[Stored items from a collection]
● ● ●
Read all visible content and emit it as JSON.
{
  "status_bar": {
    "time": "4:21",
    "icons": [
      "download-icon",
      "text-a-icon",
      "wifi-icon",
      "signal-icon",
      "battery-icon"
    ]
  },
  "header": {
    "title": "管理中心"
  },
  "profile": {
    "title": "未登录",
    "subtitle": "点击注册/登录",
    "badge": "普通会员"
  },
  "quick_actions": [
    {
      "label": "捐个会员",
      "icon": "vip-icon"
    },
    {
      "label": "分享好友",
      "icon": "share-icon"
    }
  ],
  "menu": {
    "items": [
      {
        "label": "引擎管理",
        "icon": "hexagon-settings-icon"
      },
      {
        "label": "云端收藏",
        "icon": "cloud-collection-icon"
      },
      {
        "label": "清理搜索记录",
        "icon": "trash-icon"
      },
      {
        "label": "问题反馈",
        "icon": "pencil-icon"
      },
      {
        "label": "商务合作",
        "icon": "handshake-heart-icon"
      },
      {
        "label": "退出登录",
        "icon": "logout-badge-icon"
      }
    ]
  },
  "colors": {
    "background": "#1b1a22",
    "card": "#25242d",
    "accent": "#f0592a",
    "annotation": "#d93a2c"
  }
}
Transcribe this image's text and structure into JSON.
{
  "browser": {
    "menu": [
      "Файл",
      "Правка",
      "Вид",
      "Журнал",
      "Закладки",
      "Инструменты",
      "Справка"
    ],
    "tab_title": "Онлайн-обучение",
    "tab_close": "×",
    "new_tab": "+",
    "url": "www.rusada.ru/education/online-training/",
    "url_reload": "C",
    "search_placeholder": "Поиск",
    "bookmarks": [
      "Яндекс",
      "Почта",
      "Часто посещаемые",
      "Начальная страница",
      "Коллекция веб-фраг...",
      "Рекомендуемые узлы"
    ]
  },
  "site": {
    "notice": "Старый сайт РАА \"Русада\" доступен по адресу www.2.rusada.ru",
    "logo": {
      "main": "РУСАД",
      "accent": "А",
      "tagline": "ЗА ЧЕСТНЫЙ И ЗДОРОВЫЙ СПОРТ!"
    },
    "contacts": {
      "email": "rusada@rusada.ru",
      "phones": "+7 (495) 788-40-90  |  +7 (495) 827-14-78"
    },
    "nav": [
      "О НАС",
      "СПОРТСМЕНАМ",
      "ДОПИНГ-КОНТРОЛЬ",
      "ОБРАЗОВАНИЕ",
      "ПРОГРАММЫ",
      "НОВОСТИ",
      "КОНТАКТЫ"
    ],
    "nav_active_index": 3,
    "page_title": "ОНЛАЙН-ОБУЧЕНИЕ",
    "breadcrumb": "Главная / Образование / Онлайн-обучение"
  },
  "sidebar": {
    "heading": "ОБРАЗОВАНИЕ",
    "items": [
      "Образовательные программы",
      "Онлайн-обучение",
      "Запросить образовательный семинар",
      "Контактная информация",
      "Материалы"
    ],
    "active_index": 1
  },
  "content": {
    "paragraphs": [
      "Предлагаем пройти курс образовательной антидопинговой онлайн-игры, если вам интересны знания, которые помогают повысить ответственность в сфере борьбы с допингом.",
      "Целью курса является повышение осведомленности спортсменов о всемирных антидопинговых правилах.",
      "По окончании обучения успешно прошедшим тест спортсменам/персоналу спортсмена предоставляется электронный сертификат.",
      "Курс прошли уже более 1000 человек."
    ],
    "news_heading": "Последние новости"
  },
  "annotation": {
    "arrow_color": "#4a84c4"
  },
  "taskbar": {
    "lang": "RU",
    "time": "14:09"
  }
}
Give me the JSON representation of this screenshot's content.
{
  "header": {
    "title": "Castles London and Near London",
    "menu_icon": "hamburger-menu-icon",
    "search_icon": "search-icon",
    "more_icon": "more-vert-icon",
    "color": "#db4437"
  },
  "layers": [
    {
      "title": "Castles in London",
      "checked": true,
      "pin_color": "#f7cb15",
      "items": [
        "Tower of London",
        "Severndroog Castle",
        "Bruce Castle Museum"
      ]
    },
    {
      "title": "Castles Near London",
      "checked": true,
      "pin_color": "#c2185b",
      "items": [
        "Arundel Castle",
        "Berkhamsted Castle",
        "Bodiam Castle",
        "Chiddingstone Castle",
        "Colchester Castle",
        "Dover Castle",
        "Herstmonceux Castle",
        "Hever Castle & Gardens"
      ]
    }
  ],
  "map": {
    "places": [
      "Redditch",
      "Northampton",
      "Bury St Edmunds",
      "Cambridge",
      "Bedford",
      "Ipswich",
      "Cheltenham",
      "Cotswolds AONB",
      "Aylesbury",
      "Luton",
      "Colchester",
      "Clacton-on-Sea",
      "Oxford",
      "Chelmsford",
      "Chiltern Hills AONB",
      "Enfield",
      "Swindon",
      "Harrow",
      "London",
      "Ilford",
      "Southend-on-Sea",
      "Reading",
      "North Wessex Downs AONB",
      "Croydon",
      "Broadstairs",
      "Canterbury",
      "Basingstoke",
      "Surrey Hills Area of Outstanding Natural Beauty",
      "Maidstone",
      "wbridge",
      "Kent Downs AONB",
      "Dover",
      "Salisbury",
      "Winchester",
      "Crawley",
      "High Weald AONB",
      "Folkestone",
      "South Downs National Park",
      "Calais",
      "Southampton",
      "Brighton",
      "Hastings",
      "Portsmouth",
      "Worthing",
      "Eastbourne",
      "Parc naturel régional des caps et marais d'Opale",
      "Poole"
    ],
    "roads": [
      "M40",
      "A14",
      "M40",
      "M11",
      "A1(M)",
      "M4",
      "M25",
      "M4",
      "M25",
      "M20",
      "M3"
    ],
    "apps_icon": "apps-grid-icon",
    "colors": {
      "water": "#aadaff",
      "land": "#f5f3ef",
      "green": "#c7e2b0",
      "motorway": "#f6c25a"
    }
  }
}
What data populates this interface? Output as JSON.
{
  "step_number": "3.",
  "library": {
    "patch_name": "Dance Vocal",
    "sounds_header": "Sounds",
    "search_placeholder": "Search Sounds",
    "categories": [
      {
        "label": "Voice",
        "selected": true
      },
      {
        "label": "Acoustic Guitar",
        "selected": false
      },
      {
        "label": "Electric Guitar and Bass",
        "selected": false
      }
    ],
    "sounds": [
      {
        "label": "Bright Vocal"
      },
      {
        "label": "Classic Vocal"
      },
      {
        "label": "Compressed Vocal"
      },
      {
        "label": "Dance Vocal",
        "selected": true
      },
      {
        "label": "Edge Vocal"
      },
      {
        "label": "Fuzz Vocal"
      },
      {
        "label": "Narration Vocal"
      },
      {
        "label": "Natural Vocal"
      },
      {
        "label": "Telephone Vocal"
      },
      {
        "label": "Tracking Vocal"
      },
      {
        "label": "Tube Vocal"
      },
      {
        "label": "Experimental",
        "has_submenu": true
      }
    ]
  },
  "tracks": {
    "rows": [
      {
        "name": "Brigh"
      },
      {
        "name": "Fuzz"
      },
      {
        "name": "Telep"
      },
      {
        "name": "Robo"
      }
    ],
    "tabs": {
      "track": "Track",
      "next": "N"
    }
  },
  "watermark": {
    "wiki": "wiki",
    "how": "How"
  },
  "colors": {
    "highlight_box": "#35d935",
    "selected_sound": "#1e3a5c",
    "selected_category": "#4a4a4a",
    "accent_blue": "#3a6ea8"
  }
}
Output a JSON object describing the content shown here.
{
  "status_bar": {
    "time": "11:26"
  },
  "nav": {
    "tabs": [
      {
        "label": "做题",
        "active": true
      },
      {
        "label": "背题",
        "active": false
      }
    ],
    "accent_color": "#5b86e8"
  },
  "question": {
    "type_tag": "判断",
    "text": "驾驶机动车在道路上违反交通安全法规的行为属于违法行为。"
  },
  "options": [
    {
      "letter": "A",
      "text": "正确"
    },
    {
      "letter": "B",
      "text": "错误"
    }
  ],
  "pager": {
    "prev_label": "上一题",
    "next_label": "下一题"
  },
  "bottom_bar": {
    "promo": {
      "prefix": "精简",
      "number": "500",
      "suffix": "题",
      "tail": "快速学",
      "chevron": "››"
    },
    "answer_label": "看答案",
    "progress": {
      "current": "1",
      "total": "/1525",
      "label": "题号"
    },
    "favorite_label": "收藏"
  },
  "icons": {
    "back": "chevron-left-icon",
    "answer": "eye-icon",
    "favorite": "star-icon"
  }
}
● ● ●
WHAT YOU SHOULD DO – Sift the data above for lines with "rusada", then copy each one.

EXERCISE SOLUTION –
    "url": "www.rusada.ru/education/online-training/",
    "notice": "Старый сайт РАА \"Русада\" доступен по адресу www.2.rusada.ru",
      "email": "rusada@rusada.ru",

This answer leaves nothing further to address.